- What you have to do:
A verbatim repetition of the data below is requested, without images.

- Data to examine:
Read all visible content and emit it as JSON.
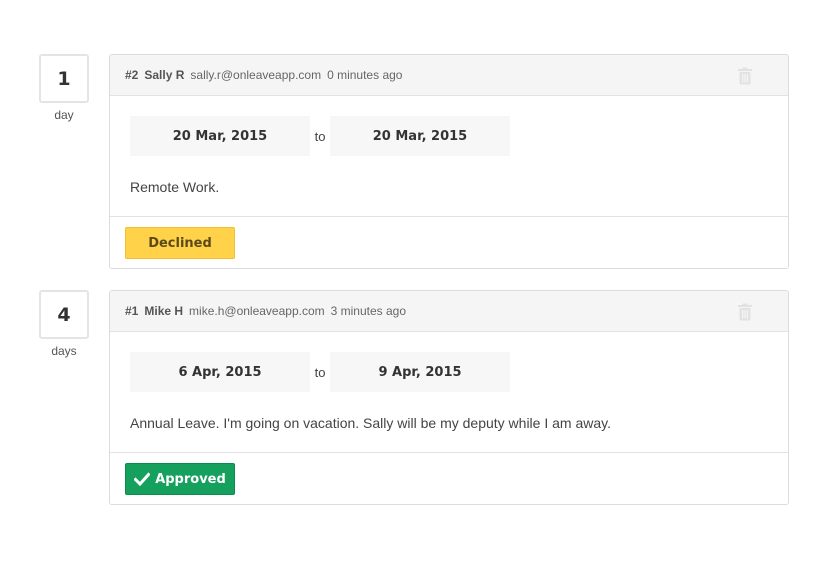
{
  "requests": [
    {
      "days_count": "1",
      "days_label": "day",
      "id": "#2",
      "name": "Sally R",
      "email": "sally.r@onleaveapp.com",
      "time": "0 minutes ago",
      "from_date": "20 Mar, 2015",
      "to_label": "to",
      "to_date": "20 Mar, 2015",
      "note": "Remote Work.",
      "status": "Declined",
      "status_color": "#ffd24a"
    },
    {
      "days_count": "4",
      "days_label": "days",
      "id": "#1",
      "name": "Mike H",
      "email": "mike.h@onleaveapp.com",
      "time": "3 minutes ago",
      "from_date": "6 Apr, 2015",
      "to_label": "to",
      "to_date": "9 Apr, 2015",
      "note": "Annual Leave. I'm going on vacation. Sally will be my deputy while I am away.",
      "status": "Approved",
      "status_color": "#16a05d"
    }
  ],
  "icons": {
    "delete": "trash-icon",
    "approved": "check-icon"
  }
}
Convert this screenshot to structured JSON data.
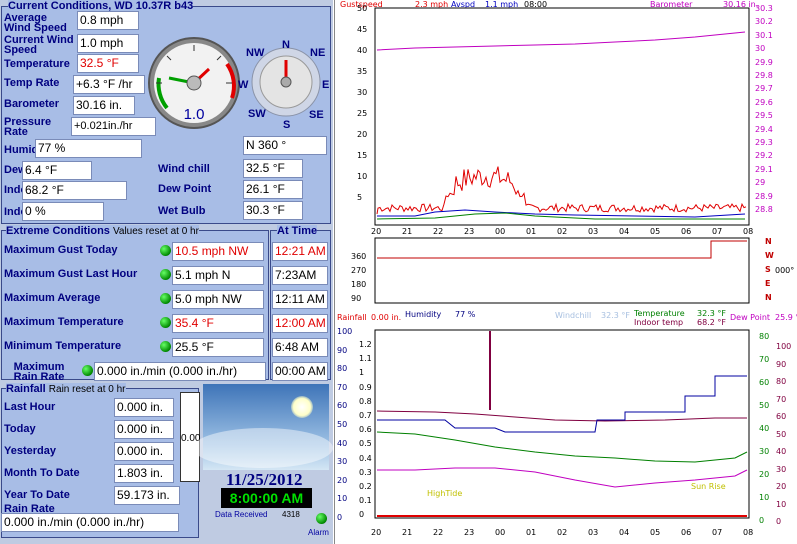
{
  "current": {
    "title": "Current Conditions, WD 10.37R b43",
    "avg_wind_label": "Average Wind Speed",
    "avg_wind": "0.8 mph",
    "cur_wind_label": "Current Wind Speed",
    "cur_wind": "1.0 mph",
    "temp_label": "Temperature",
    "temp": "32.5 °F",
    "temprate_label": "Temp Rate",
    "temprate": "+6.3 °F /hr",
    "baro_label": "Barometer",
    "baro": "30.16 in.",
    "pressrate_label": "Pressure Rate",
    "pressrate": "+0.021in./hr",
    "humidity_label": "Humidity",
    "humidity": "77 %",
    "dewpt_label": "Dew Pt Depr.",
    "dewpt": "6.4 °F",
    "windchill_label": "Wind chill",
    "windchill": "32.5 °F",
    "indoortemp_label": "Indoor Temp.",
    "indoortemp": "68.2 °F",
    "dewpoint_label": "Dew Point",
    "dewpoint": "26.1 °F",
    "indoorhum_label": "Indoor Hum.",
    "indoorhum": "0 %",
    "wetbulb_label": "Wet Bulb",
    "wetbulb": "30.3 °F",
    "gauge_value": "1.0",
    "direction": "N  360 °",
    "compass": {
      "n": "N",
      "ne": "NE",
      "e": "E",
      "se": "SE",
      "s": "S",
      "sw": "SW",
      "w": "W",
      "nw": "NW"
    }
  },
  "extremes": {
    "title": "Extreme Conditions",
    "subtitle": "Values reset at 0 hr",
    "attime": "At Time",
    "rows": [
      {
        "label": "Maximum Gust Today",
        "value": "10.5 mph NW",
        "time": "12:21 AM",
        "red": true
      },
      {
        "label": "Maximum Gust Last Hour",
        "value": "5.1 mph  N",
        "time": "7:23AM",
        "red": false
      },
      {
        "label": "Maximum Average",
        "value": "5.0 mph NW",
        "time": "12:11 AM",
        "red": false
      },
      {
        "label": "Maximum Temperature",
        "value": "35.4 °F",
        "time": "12:00 AM",
        "red": true
      },
      {
        "label": "Minimum Temperature",
        "value": "25.5 °F",
        "time": "6:48 AM",
        "red": false
      },
      {
        "label": "Maximum Rain Rate",
        "value": "0.000 in./min (0.000 in./hr)",
        "time": "00:00 AM",
        "red": false
      }
    ]
  },
  "rainfall": {
    "title": "Rainfall",
    "subtitle": "Rain reset at 0 hr",
    "lasthour_label": "Last Hour",
    "lasthour": "0.000 in.",
    "today_label": "Today",
    "today": "0.000 in.",
    "yesterday_label": "Yesterday",
    "yesterday": "0.000 in.",
    "month_label": "Month To Date",
    "month": "1.803 in.",
    "year_label": "Year To Date",
    "year": "59.173 in.",
    "rate_label": "Rain Rate",
    "rate": "0.000 in./min (0.000 in./hr)",
    "gauge": "0.00"
  },
  "status": {
    "date": "11/25/2012",
    "time": "8:00:00 AM",
    "data_received_label": "Data Received",
    "data_received": "4318",
    "alarm": "Alarm"
  },
  "graph_top": {
    "gustspeed_label": "Gustspeed",
    "gustspeed": "2.3 mph",
    "avspd_label": "Avspd",
    "avspd": "1.1 mph",
    "time": "08:00",
    "baro_label": "Barometer",
    "baro": "30.16 in.",
    "left_ticks": [
      "50",
      "45",
      "40",
      "35",
      "30",
      "25",
      "20",
      "15",
      "10",
      "5"
    ],
    "right_ticks": [
      "30.3",
      "30.2",
      "30.1",
      "30",
      "29.9",
      "29.8",
      "29.7",
      "29.6",
      "29.5",
      "29.4",
      "29.3",
      "29.2",
      "29.1",
      "29",
      "28.9",
      "28.8"
    ],
    "x_ticks": [
      "20",
      "21",
      "22",
      "23",
      "00",
      "01",
      "02",
      "03",
      "04",
      "05",
      "06",
      "07",
      "08"
    ]
  },
  "graph_dir": {
    "left_ticks": [
      "360",
      "270",
      "180",
      "90"
    ],
    "compass": [
      "N",
      "W",
      "S",
      "E",
      "N"
    ],
    "value": "000°"
  },
  "graph_bottom": {
    "rainfall_label": "Rainfall",
    "rainfall": "0.00 in.",
    "humidity_label": "Humidity",
    "humidity": "77 %",
    "windchill_label": "Windchill",
    "windchill": "32.3 °F",
    "temp_label": "Temperature",
    "temp": "32.3 °F",
    "indoor_label": "Indoor temp",
    "indoor": "68.2 °F",
    "dewpoint_label": "Dew Point",
    "dewpoint": "25.9 °",
    "hum_ticks": [
      "100",
      "90",
      "80",
      "70",
      "60",
      "50",
      "40",
      "30",
      "20",
      "10",
      "0"
    ],
    "rain_ticks": [
      "1.2",
      "1.1",
      "1",
      "0.9",
      "0.8",
      "0.7",
      "0.6",
      "0.5",
      "0.4",
      "0.3",
      "0.2",
      "0.1",
      "0"
    ],
    "temp_ticks": [
      "80",
      "70",
      "60",
      "50",
      "40",
      "30",
      "20",
      "10",
      "0"
    ],
    "indoor_ticks": [
      "100",
      "90",
      "80",
      "70",
      "60",
      "50",
      "40",
      "30",
      "20",
      "10",
      "0"
    ],
    "x_ticks": [
      "20",
      "21",
      "22",
      "23",
      "00",
      "01",
      "02",
      "03",
      "04",
      "05",
      "06",
      "07",
      "08"
    ],
    "hightide": "HighTide",
    "sunrise": "Sun Rise"
  },
  "colors": {
    "gust": "#e00000",
    "avg": "#0000c0",
    "baro": "#c000c0",
    "humidity": "#000080",
    "temp": "#008000",
    "indoor": "#800040",
    "dew": "#c000c0"
  }
}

- Solution for this exercise:
Read all visible content and emit it as JSON.
{
  "requests": [
    {
      "days_count": "1",
      "days_label": "day",
      "id": "#2",
      "name": "Sally R",
      "email": "sally.r@onleaveapp.com",
      "time": "0 minutes ago",
      "from_date": "20 Mar, 2015",
      "to_label": "to",
      "to_date": "20 Mar, 2015",
      "note": "Remote Work.",
      "status": "Declined",
      "status_color": "#ffd24a"
    },
    {
      "days_count": "4",
      "days_label": "days",
      "id": "#1",
      "name": "Mike H",
      "email": "mike.h@onleaveapp.com",
      "time": "3 minutes ago",
      "from_date": "6 Apr, 2015",
      "to_label": "to",
      "to_date": "9 Apr, 2015",
      "note": "Annual Leave. I'm going on vacation. Sally will be my deputy while I am away.",
      "status": "Approved",
      "status_color": "#16a05d"
    }
  ],
  "icons": {
    "delete": "trash-icon",
    "approved": "check-icon"
  }
}
Convert this screenshot to structured JSON data.
{
  "current": {
    "title": "Current Conditions, WD 10.37R b43",
    "avg_wind_label": "Average Wind Speed",
    "avg_wind": "0.8 mph",
    "cur_wind_label": "Current Wind Speed",
    "cur_wind": "1.0 mph",
    "temp_label": "Temperature",
    "temp": "32.5 °F",
    "temprate_label": "Temp Rate",
    "temprate": "+6.3 °F /hr",
    "baro_label": "Barometer",
    "baro": "30.16 in.",
    "pressrate_label": "Pressure Rate",
    "pressrate": "+0.021in./hr",
    "humidity_label": "Humidity",
    "humidity": "77 %",
    "dewpt_label": "Dew Pt Depr.",
    "dewpt": "6.4 °F",
    "windchill_label": "Wind chill",
    "windchill": "32.5 °F",
    "indoortemp_label": "Indoor Temp.",
    "indoortemp": "68.2 °F",
    "dewpoint_label": "Dew Point",
    "dewpoint": "26.1 °F",
    "indoorhum_label": "Indoor Hum.",
    "indoorhum": "0 %",
    "wetbulb_label": "Wet Bulb",
    "wetbulb": "30.3 °F",
    "gauge_value": "1.0",
    "direction": "N  360 °",
    "compass": {
      "n": "N",
      "ne": "NE",
      "e": "E",
      "se": "SE",
      "s": "S",
      "sw": "SW",
      "w": "W",
      "nw": "NW"
    }
  },
  "extremes": {
    "title": "Extreme Conditions",
    "subtitle": "Values reset at 0 hr",
    "attime": "At Time",
    "rows": [
      {
        "label": "Maximum Gust Today",
        "value": "10.5 mph NW",
        "time": "12:21 AM",
        "red": true
      },
      {
        "label": "Maximum Gust Last Hour",
        "value": "5.1 mph  N",
        "time": "7:23AM",
        "red": false
      },
      {
        "label": "Maximum Average",
        "value": "5.0 mph NW",
        "time": "12:11 AM",
        "red": false
      },
      {
        "label": "Maximum Temperature",
        "value": "35.4 °F",
        "time": "12:00 AM",
        "red": true
      },
      {
        "label": "Minimum Temperature",
        "value": "25.5 °F",
        "time": "6:48 AM",
        "red": false
      },
      {
        "label": "Maximum Rain Rate",
        "value": "0.000 in./min (0.000 in./hr)",
        "time": "00:00 AM",
        "red": false
      }
    ]
  },
  "rainfall": {
    "title": "Rainfall",
    "subtitle": "Rain reset at 0 hr",
    "lasthour_label": "Last Hour",
    "lasthour": "0.000 in.",
    "today_label": "Today",
    "today": "0.000 in.",
    "yesterday_label": "Yesterday",
    "yesterday": "0.000 in.",
    "month_label": "Month To Date",
    "month": "1.803 in.",
    "year_label": "Year To Date",
    "year": "59.173 in.",
    "rate_label": "Rain Rate",
    "rate": "0.000 in./min (0.000 in./hr)",
    "gauge": "0.00"
  },
  "status": {
    "date": "11/25/2012",
    "time": "8:00:00 AM",
    "data_received_label": "Data Received",
    "data_received": "4318",
    "alarm": "Alarm"
  },
  "graph_top": {
    "gustspeed_label": "Gustspeed",
    "gustspeed": "2.3 mph",
    "avspd_label": "Avspd",
    "avspd": "1.1 mph",
    "time": "08:00",
    "baro_label": "Barometer",
    "baro": "30.16 in.",
    "left_ticks": [
      "50",
      "45",
      "40",
      "35",
      "30",
      "25",
      "20",
      "15",
      "10",
      "5"
    ],
    "right_ticks": [
      "30.3",
      "30.2",
      "30.1",
      "30",
      "29.9",
      "29.8",
      "29.7",
      "29.6",
      "29.5",
      "29.4",
      "29.3",
      "29.2",
      "29.1",
      "29",
      "28.9",
      "28.8"
    ],
    "x_ticks": [
      "20",
      "21",
      "22",
      "23",
      "00",
      "01",
      "02",
      "03",
      "04",
      "05",
      "06",
      "07",
      "08"
    ]
  },
  "graph_dir": {
    "left_ticks": [
      "360",
      "270",
      "180",
      "90"
    ],
    "compass": [
      "N",
      "W",
      "S",
      "E",
      "N"
    ],
    "value": "000°"
  },
  "graph_bottom": {
    "rainfall_label": "Rainfall",
    "rainfall": "0.00 in.",
    "humidity_label": "Humidity",
    "humidity": "77 %",
    "windchill_label": "Windchill",
    "windchill": "32.3 °F",
    "temp_label": "Temperature",
    "temp": "32.3 °F",
    "indoor_label": "Indoor temp",
    "indoor": "68.2 °F",
    "dewpoint_label": "Dew Point",
    "dewpoint": "25.9 °",
    "hum_ticks": [
      "100",
      "90",
      "80",
      "70",
      "60",
      "50",
      "40",
      "30",
      "20",
      "10",
      "0"
    ],
    "rain_ticks": [
      "1.2",
      "1.1",
      "1",
      "0.9",
      "0.8",
      "0.7",
      "0.6",
      "0.5",
      "0.4",
      "0.3",
      "0.2",
      "0.1",
      "0"
    ],
    "temp_ticks": [
      "80",
      "70",
      "60",
      "50",
      "40",
      "30",
      "20",
      "10",
      "0"
    ],
    "indoor_ticks": [
      "100",
      "90",
      "80",
      "70",
      "60",
      "50",
      "40",
      "30",
      "20",
      "10",
      "0"
    ],
    "x_ticks": [
      "20",
      "21",
      "22",
      "23",
      "00",
      "01",
      "02",
      "03",
      "04",
      "05",
      "06",
      "07",
      "08"
    ],
    "hightide": "HighTide",
    "sunrise": "Sun Rise"
  },
  "colors": {
    "gust": "#e00000",
    "avg": "#0000c0",
    "baro": "#c000c0",
    "humidity": "#000080",
    "temp": "#008000",
    "indoor": "#800040",
    "dew": "#c000c0"
  }
}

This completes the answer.